> Source data:

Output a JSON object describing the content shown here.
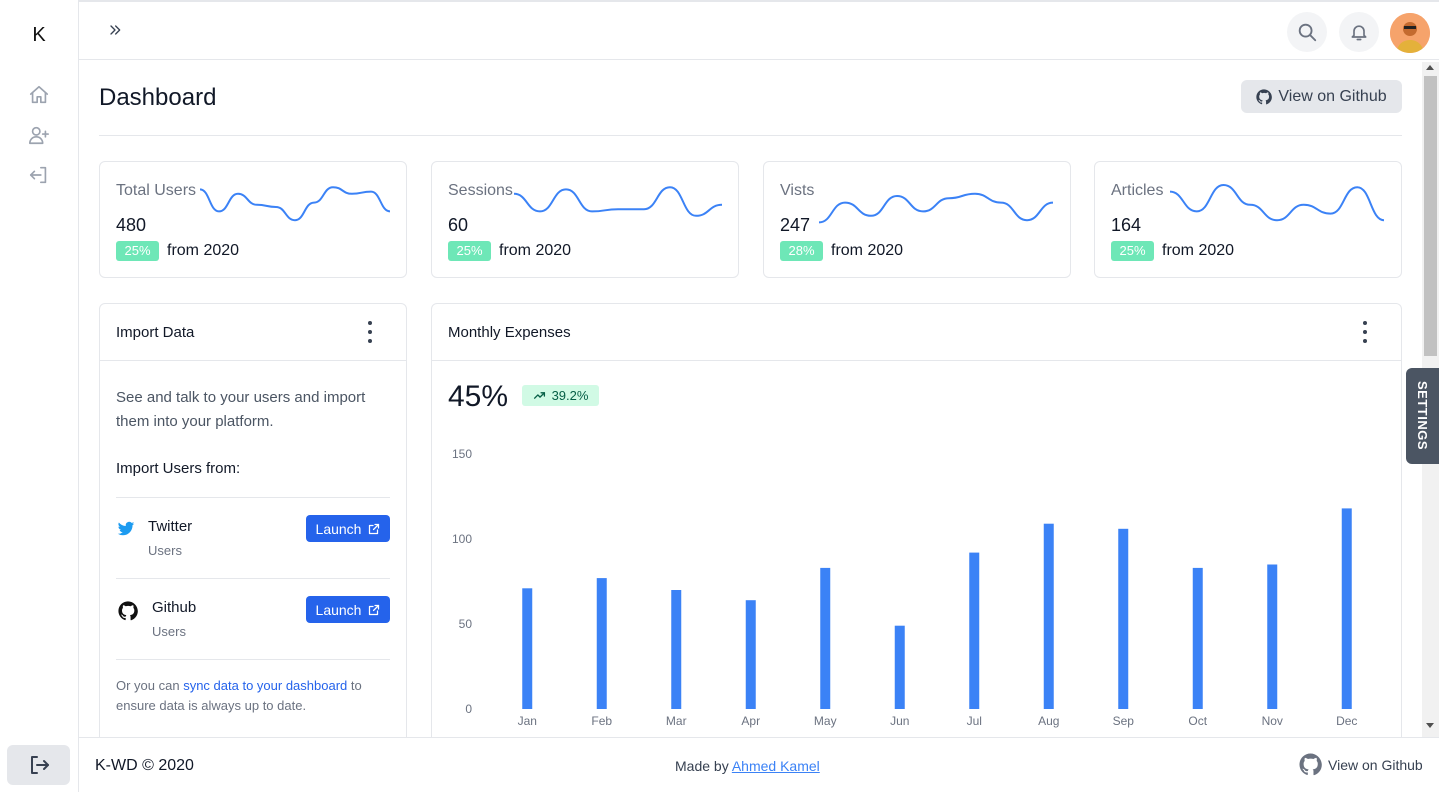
{
  "app": {
    "logo": "K"
  },
  "sidebar": {
    "items": [
      {
        "icon": "home-icon"
      },
      {
        "icon": "user-plus-icon"
      },
      {
        "icon": "login-icon"
      }
    ],
    "logout_icon": "logout-icon"
  },
  "header": {
    "expand_icon": "double-chevron-right-icon",
    "search_icon": "search-icon",
    "notification_icon": "bell-icon"
  },
  "page": {
    "title": "Dashboard",
    "github_button": "View on Github"
  },
  "stats": [
    {
      "label": "Total Users",
      "value": "480",
      "badge": "25%",
      "from": "from 2020",
      "trend": [
        0.9,
        0.4,
        0.8,
        0.55,
        0.5,
        0.2,
        0.6,
        0.95,
        0.8,
        0.85,
        0.4
      ]
    },
    {
      "label": "Sessions",
      "value": "60",
      "badge": "25%",
      "from": "from 2020",
      "trend": [
        0.8,
        0.4,
        0.9,
        0.4,
        0.45,
        0.45,
        0.95,
        0.3,
        0.55
      ]
    },
    {
      "label": "Vists",
      "value": "247",
      "badge": "28%",
      "from": "from 2020",
      "trend": [
        0.15,
        0.6,
        0.3,
        0.75,
        0.4,
        0.7,
        0.8,
        0.6,
        0.2,
        0.6
      ]
    },
    {
      "label": "Articles",
      "value": "164",
      "badge": "25%",
      "from": "from 2020",
      "trend": [
        0.85,
        0.4,
        1.0,
        0.55,
        0.2,
        0.55,
        0.35,
        0.95,
        0.2
      ]
    }
  ],
  "import_card": {
    "title": "Import Data",
    "description": "See and talk to your users and import them into your platform.",
    "subtitle": "Import Users from:",
    "sources": [
      {
        "name": "Twitter",
        "sub": "Users",
        "button": "Launch",
        "icon": "twitter-icon"
      },
      {
        "name": "Github",
        "sub": "Users",
        "button": "Launch",
        "icon": "github-icon"
      }
    ],
    "footnote_pre": "Or you can ",
    "footnote_link": "sync data to your dashboard",
    "footnote_post": " to ensure data is always up to date."
  },
  "expenses_card": {
    "title": "Monthly Expenses",
    "percent": "45%",
    "trend_value": "39.2%",
    "trend_icon": "trend-up-icon"
  },
  "chart_data": {
    "type": "bar",
    "title": "",
    "xlabel": "",
    "ylabel": "",
    "categories": [
      "Jan",
      "Feb",
      "Mar",
      "Apr",
      "May",
      "Jun",
      "Jul",
      "Aug",
      "Sep",
      "Oct",
      "Nov",
      "Dec"
    ],
    "values": [
      71,
      77,
      70,
      64,
      83,
      49,
      92,
      109,
      106,
      83,
      85,
      118
    ],
    "ylim": [
      0,
      150
    ],
    "yticks": [
      0,
      50,
      100,
      150
    ],
    "color": "#3b82f6",
    "grid": false
  },
  "settings_tab": "SETTINGS",
  "footer": {
    "copyright": "K-WD © 2020",
    "made_by": "Made by ",
    "author": "Ahmed Kamel",
    "github": "View on Github"
  },
  "colors": {
    "accent": "#2563eb",
    "badge": "#6ee7b7",
    "sparkline": "#3b82f6"
  }
}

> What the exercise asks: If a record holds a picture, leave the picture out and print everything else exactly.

> Reply to the exercise:
Output a JSON object describing the content shown here.
{
  "app": {
    "logo": "K"
  },
  "sidebar": {
    "items": [
      {
        "icon": "home-icon"
      },
      {
        "icon": "user-plus-icon"
      },
      {
        "icon": "login-icon"
      }
    ],
    "logout_icon": "logout-icon"
  },
  "header": {
    "expand_icon": "double-chevron-right-icon",
    "search_icon": "search-icon",
    "notification_icon": "bell-icon"
  },
  "page": {
    "title": "Dashboard",
    "github_button": "View on Github"
  },
  "stats": [
    {
      "label": "Total Users",
      "value": "480",
      "badge": "25%",
      "from": "from 2020",
      "trend": [
        0.9,
        0.4,
        0.8,
        0.55,
        0.5,
        0.2,
        0.6,
        0.95,
        0.8,
        0.85,
        0.4
      ]
    },
    {
      "label": "Sessions",
      "value": "60",
      "badge": "25%",
      "from": "from 2020",
      "trend": [
        0.8,
        0.4,
        0.9,
        0.4,
        0.45,
        0.45,
        0.95,
        0.3,
        0.55
      ]
    },
    {
      "label": "Vists",
      "value": "247",
      "badge": "28%",
      "from": "from 2020",
      "trend": [
        0.15,
        0.6,
        0.3,
        0.75,
        0.4,
        0.7,
        0.8,
        0.6,
        0.2,
        0.6
      ]
    },
    {
      "label": "Articles",
      "value": "164",
      "badge": "25%",
      "from": "from 2020",
      "trend": [
        0.85,
        0.4,
        1.0,
        0.55,
        0.2,
        0.55,
        0.35,
        0.95,
        0.2
      ]
    }
  ],
  "import_card": {
    "title": "Import Data",
    "description": "See and talk to your users and import them into your platform.",
    "subtitle": "Import Users from:",
    "sources": [
      {
        "name": "Twitter",
        "sub": "Users",
        "button": "Launch",
        "icon": "twitter-icon"
      },
      {
        "name": "Github",
        "sub": "Users",
        "button": "Launch",
        "icon": "github-icon"
      }
    ],
    "footnote_pre": "Or you can ",
    "footnote_link": "sync data to your dashboard",
    "footnote_post": " to ensure data is always up to date."
  },
  "expenses_card": {
    "title": "Monthly Expenses",
    "percent": "45%",
    "trend_value": "39.2%",
    "trend_icon": "trend-up-icon"
  },
  "chart_data": {
    "type": "bar",
    "title": "",
    "xlabel": "",
    "ylabel": "",
    "categories": [
      "Jan",
      "Feb",
      "Mar",
      "Apr",
      "May",
      "Jun",
      "Jul",
      "Aug",
      "Sep",
      "Oct",
      "Nov",
      "Dec"
    ],
    "values": [
      71,
      77,
      70,
      64,
      83,
      49,
      92,
      109,
      106,
      83,
      85,
      118
    ],
    "ylim": [
      0,
      150
    ],
    "yticks": [
      0,
      50,
      100,
      150
    ],
    "color": "#3b82f6",
    "grid": false
  },
  "settings_tab": "SETTINGS",
  "footer": {
    "copyright": "K-WD © 2020",
    "made_by": "Made by ",
    "author": "Ahmed Kamel",
    "github": "View on Github"
  },
  "colors": {
    "accent": "#2563eb",
    "badge": "#6ee7b7",
    "sparkline": "#3b82f6"
  }
}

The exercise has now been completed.